Equity in your primary residence is usually excluded when your assets and properties are determined for Medicaid purposes, but if you transferred property for less than its market value in the previous five years (the Medicaid “look-back” period), you may not qualify for Medicaid.
However, a lady bird deed can make the difference. Under Medicaid’s look-back provisions, lady bird deeds do not legally establish a property transfer. And as property with a lady bird deed is not probated, it’s also not subject to this state’s Medicaid Estate Recovery Program.
What Else Do You Need to Know?
Whether you plan to transfer your properties and assets to your beneficiaries with a trust, a will, a lady bird deed, or some other legal document, that document should be part of a personalized and comprehensive estate plan that ensures the financial security of your family and loved ones.
In many situations, a lady bird deed is going to meet a property owner’s needs. In some rare situations, a quitclaim deed may be the practical answer. In this state, you have a number of options.

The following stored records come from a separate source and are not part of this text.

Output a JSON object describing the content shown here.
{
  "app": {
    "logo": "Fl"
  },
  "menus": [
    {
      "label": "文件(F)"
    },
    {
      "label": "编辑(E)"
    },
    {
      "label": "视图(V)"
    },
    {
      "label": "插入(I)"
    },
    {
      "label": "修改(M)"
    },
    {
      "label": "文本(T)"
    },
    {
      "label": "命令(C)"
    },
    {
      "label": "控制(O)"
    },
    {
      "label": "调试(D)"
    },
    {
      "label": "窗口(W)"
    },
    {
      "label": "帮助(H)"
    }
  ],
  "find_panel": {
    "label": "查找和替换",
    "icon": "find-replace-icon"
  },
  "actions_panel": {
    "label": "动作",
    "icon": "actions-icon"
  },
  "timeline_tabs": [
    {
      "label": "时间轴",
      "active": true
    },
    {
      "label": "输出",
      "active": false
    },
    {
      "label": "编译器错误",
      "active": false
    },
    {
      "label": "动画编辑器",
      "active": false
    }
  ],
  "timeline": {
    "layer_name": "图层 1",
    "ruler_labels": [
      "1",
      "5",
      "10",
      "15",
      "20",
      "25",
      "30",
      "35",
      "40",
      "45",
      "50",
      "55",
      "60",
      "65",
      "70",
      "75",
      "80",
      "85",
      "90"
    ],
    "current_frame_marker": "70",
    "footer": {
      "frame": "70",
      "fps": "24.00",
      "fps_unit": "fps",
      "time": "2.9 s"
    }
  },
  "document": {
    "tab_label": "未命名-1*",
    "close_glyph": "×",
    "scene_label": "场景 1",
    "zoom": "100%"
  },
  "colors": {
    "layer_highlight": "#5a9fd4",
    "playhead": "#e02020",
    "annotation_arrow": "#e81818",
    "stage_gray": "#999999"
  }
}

If you’re on either side of a property transaction, have an estate planning attorney explain those options. You’ll need someone with experience, knowledge, and a reputation for legal excellence, but most of all, you’ll need an attorney that you like, you’re comfortable with, and you trust.
At Rainey & Rainey, We Help Our Clients Plan for the Future
We don’t know what will happen tomorrow, but we can be prepared for it. At Rainey and Rainey, a Waco estate planning lawyer will help you plan for the future, protect your interests, and make sure that your family has security in the years ahead.
If you are in or near the Georgetown, Austin, or Waco area, reach out to the offices of Rainey & Rainey to prepare:
- a lady bird deed, quitclaim deed, or another property deed
- a medical or financial power of attorney
- a Will or a trust
- an advance medical directive or living will
The legal team at Rainey & Rainey represents and advises clients in matters related to property transactions, estate planning, healthcare planning, guardianship, and probate. To learn more, or to prepare the documents you need, contact Rainey & Rainey now at 254-457-5083.